Summary: An Examination of the "names" prophesied by Isaiah, to help the audience consider what a blessing it is that Jesus came and to live life in light of that great help
Congratulations! It’s a boy! You have a baby boy! Mazzletov!
I know, I know, you have all kinds of reasons that you shouldn’t have Him. You’re not ready yet, or you’re too old. You can’t afford it. Everybody has their list of reasons that they shouldn’t have a baby.
Believe me, I know! It was 1965. My parents, who already had 5 children, announced to my 17 year old brother Dan the good news that he was going to have yet another little brother or sister. You’d think he’d be thrilled. Instead he said, “O great, just what this family needs – another mouth to feed!” There aren’t many baby pictures of that 6th and final Nichols baby.

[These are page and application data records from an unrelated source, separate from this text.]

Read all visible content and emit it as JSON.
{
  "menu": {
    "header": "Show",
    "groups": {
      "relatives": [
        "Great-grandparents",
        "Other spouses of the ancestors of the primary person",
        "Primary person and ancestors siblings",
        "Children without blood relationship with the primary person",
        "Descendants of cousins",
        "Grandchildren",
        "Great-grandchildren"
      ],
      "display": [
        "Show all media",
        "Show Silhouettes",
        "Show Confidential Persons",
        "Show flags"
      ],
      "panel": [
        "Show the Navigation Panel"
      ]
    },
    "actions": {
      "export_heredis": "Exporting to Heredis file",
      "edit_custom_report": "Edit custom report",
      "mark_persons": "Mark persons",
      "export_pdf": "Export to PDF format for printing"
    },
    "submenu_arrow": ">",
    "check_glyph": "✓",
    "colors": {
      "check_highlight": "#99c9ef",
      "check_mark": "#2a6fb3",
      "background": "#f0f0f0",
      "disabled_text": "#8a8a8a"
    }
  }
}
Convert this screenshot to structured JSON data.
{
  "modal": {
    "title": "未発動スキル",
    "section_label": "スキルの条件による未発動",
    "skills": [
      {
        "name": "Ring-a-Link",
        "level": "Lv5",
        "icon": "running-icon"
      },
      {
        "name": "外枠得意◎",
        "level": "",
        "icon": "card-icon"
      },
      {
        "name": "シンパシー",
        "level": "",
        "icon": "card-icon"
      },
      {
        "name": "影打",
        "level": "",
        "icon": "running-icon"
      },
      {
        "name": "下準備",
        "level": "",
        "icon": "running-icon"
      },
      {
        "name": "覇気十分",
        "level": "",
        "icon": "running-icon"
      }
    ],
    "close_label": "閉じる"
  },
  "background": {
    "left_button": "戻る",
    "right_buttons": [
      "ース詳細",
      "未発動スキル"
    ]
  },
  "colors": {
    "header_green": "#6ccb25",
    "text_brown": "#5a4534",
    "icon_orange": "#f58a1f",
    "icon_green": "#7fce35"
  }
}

Everyone has their reasons that you can’t add a baby boy to the house, right?
Isaiah writes to Israel in 9:6 – to us a child is born, to us a son is given. It’s not just for them. In fact, Jesus wouldn’t even hit the scene for another 700 years or so.
But the angel told the shepherds, Today in the town of David a Savior has been born to you;
John later wrote that God gave His one and only Son. Gave Him. To us, a son is given! So, congratulations! You have a son!
Do we really need Him? Is that really the answer to life’s challenges? A baby?
Israel surely was asking questions like that. There was little doubt that they needed something.
It was during Isaiah’s days that the northern 10 tribes were overrun and taken apart by Assyria.
In the time of Pekah king of Israel, Tiglath-Pileser king of Assyria came and took…Gilead and Galilee, including all the land of Naphtali, and deported the people to Assyria.
200 years before that, it was the tribes of Zebulon and Naphtali that had been hit the hardest by King Ben Hadad. Even though the Jews did some resettling many years later, the area that became known as Upper Galilee was never really Jewish again – “Galilee of the Gentiles,” they called it. And just south, the area of Galilee, remained an area of contempt. Being called a Nazarene was an insult. Remember when Philip told Nathanael they had found the Messiah – Jesus from Nazareth? “Can anything good come from there?” he said. The Jewish council insulted Nicodemus: “Are you from Galilee too? Look into it, and you will find that a prophet does not come out of Galilee.”
We have a copy of the movie called The Nativity. We’ll probably be watching that before long. Like any Bible story movie, it has its flaws, but one feature of it I like is the way it shows the little town of Nazareth, where Mary and Joseph lived. Too often I think we picture a well-organized, big city. It wasn’t. It wasn’t much at all.
So, Isaiah is speaking and writing to people who know hard times. And the first 39 chapters of his book are mostly about the hard times that are going to come upon the remaining 2 tribes of Judah and Simeon because of their unfaithfulness to God too. That’s conditions in Israel in Isaiah’s day. (Not a whole lot has changed).